Arlington, VA — Fatalities involving miners clearing material and obstructions in confined spaces have prompted the Mine Safety and Health Administration to issue a safety alert.
Since 2017, three mine workers have died after being engulfed by falling material inside a sand and gravel bin, a sand-filled hopper, and a cone crusher, the agency states. In the most recent incident, which occurred in May, material inside a dredged sand and gravel bin fell and engulfed a miner as he cleared a blockage with a bar.
MSHA adds that since 2015, it has observed 11 similar incidents and issued 73 citations or orders under agency standards for materials storage and handling in surface and underground metal and nonmetal mines.

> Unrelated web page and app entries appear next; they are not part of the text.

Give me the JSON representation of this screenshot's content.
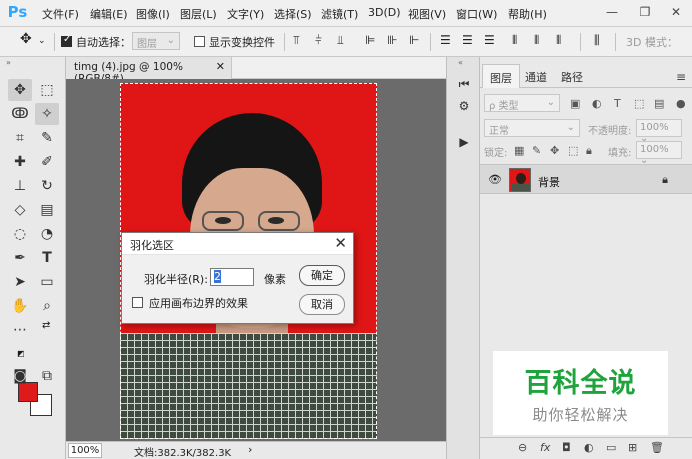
{
  "app": {
    "logo": "Ps"
  },
  "menu": [
    "文件(F)",
    "编辑(E)",
    "图像(I)",
    "图层(L)",
    "文字(Y)",
    "选择(S)",
    "滤镜(T)",
    "3D(D)",
    "视图(V)",
    "窗口(W)",
    "帮助(H)"
  ],
  "options": {
    "auto_select_label": "自动选择：",
    "auto_select_target": "图层",
    "show_transform_label": "显示变换控件",
    "mode_3d": "3D 模式："
  },
  "document": {
    "tab_title": "timg (4).jpg @ 100%(RGB/8#)",
    "zoom": "100%",
    "doc_info": "文档:382.3K/382.3K"
  },
  "colors": {
    "foreground": "#df1a1a",
    "background": "#ffffff",
    "canvas_bg": "#e01515"
  },
  "dialog": {
    "title": "羽化选区",
    "radius_label": "羽化半径(R):",
    "radius_value": "2",
    "unit": "像素",
    "edge_checkbox_label": "应用画布边界的效果",
    "edge_checked": false,
    "ok_label": "确定",
    "cancel_label": "取消"
  },
  "layers_panel": {
    "tabs": [
      "图层",
      "通道",
      "路径"
    ],
    "filter_kind": "ρ 类型",
    "blend_mode": "正常",
    "opacity_label": "不透明度:",
    "opacity_value": "100%",
    "lock_label": "锁定:",
    "fill_label": "填充:",
    "fill_value": "100%",
    "layer_name": "背景"
  },
  "watermark": {
    "title": "百科全说",
    "subtitle": "助你轻松解决"
  }
}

Among the agency’s best practices for working safely in confined spaces:
- Ensure operators identify and eliminate or control all hazards before miners begin work and when clearing blocked material.
- Follow proper lockout/tagout procedures: Never enter confined spaces until the supply and discharge equipment is locked out, and don’t lock out using the start-and-stop controls, which don’t disconnect power conductors.
- Assign a safety harness and lanyard to each miner who may work at material supply or discharge areas or any areas where engulfment hazards may exist. Refrain from using lanyards that depend on free-fall speed to lock.
- Place warning signs reading “Fall Protection Required Here” and “Confined Spaces-Engulfment Hazard” at all hopper, bin and chute access points.